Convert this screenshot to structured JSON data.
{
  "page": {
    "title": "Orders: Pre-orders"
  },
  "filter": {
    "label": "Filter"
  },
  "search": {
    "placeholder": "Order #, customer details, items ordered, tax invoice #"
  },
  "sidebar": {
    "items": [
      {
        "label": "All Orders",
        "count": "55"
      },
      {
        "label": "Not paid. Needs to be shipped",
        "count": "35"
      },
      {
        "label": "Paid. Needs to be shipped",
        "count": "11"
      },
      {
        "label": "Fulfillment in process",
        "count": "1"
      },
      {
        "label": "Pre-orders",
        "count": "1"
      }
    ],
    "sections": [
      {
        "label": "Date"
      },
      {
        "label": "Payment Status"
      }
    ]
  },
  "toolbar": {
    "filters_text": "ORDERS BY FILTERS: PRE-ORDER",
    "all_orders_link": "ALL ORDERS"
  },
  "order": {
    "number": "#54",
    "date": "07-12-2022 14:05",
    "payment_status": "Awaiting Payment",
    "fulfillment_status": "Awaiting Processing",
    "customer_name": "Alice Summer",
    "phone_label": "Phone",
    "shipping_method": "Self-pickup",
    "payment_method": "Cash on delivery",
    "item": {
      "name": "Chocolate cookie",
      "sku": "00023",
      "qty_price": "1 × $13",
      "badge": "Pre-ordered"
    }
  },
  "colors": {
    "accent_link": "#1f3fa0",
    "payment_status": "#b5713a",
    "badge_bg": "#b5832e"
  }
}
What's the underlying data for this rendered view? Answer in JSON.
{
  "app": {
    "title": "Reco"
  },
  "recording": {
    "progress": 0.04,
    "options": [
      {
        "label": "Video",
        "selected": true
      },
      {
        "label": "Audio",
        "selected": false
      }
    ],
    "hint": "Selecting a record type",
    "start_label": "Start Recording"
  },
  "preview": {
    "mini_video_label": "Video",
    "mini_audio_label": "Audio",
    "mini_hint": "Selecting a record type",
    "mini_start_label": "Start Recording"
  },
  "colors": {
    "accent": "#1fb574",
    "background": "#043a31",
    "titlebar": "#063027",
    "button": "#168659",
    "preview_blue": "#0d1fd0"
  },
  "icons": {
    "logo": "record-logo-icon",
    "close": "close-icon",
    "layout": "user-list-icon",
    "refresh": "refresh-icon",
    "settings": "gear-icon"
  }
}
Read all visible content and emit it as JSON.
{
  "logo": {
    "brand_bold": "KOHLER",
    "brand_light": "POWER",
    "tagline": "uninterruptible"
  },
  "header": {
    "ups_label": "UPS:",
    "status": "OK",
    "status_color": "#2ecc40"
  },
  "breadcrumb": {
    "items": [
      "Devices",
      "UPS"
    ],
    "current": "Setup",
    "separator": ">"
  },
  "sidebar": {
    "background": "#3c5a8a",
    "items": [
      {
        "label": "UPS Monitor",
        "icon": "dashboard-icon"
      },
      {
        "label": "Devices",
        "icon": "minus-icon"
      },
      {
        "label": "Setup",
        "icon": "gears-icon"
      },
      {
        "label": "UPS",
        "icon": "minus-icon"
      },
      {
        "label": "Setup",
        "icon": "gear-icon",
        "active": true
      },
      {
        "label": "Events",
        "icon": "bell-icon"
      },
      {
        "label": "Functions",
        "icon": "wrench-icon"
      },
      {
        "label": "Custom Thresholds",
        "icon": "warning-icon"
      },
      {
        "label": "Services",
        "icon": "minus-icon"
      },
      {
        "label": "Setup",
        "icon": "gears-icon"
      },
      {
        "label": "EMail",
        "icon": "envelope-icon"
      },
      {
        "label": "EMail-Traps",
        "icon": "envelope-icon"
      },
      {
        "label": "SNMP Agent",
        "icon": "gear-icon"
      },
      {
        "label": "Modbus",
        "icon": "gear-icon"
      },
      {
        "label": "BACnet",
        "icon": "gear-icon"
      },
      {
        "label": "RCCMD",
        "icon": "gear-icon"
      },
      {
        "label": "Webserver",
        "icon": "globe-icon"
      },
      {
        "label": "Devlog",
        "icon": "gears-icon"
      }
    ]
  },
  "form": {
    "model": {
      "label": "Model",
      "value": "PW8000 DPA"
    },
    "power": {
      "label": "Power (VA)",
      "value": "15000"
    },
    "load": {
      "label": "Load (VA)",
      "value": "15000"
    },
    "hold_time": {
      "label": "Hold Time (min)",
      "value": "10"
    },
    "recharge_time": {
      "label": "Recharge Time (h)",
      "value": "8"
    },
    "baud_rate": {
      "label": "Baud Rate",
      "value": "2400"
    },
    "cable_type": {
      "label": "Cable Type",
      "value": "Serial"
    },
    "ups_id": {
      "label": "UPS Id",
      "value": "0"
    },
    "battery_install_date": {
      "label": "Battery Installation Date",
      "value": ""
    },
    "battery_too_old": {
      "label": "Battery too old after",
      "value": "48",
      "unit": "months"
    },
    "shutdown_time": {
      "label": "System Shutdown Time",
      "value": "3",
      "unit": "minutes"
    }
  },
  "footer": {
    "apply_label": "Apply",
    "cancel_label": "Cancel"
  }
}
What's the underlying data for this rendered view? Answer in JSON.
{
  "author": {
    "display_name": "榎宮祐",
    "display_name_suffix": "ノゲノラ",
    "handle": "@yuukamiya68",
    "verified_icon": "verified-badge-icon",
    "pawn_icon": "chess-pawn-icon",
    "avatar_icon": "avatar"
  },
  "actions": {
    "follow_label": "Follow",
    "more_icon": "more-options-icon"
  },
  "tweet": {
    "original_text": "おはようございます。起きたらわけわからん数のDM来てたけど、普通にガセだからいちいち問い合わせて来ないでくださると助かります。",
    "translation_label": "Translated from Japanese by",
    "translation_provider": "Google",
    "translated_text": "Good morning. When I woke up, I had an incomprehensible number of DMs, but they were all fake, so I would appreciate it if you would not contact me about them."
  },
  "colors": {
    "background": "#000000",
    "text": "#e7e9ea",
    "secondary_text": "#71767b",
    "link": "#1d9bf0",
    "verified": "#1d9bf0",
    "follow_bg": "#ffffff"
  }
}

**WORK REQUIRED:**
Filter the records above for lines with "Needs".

**TASK RESULT:**
        "label": "Not paid. Needs to be shipped",
        "label": "Paid. Needs to be shipped",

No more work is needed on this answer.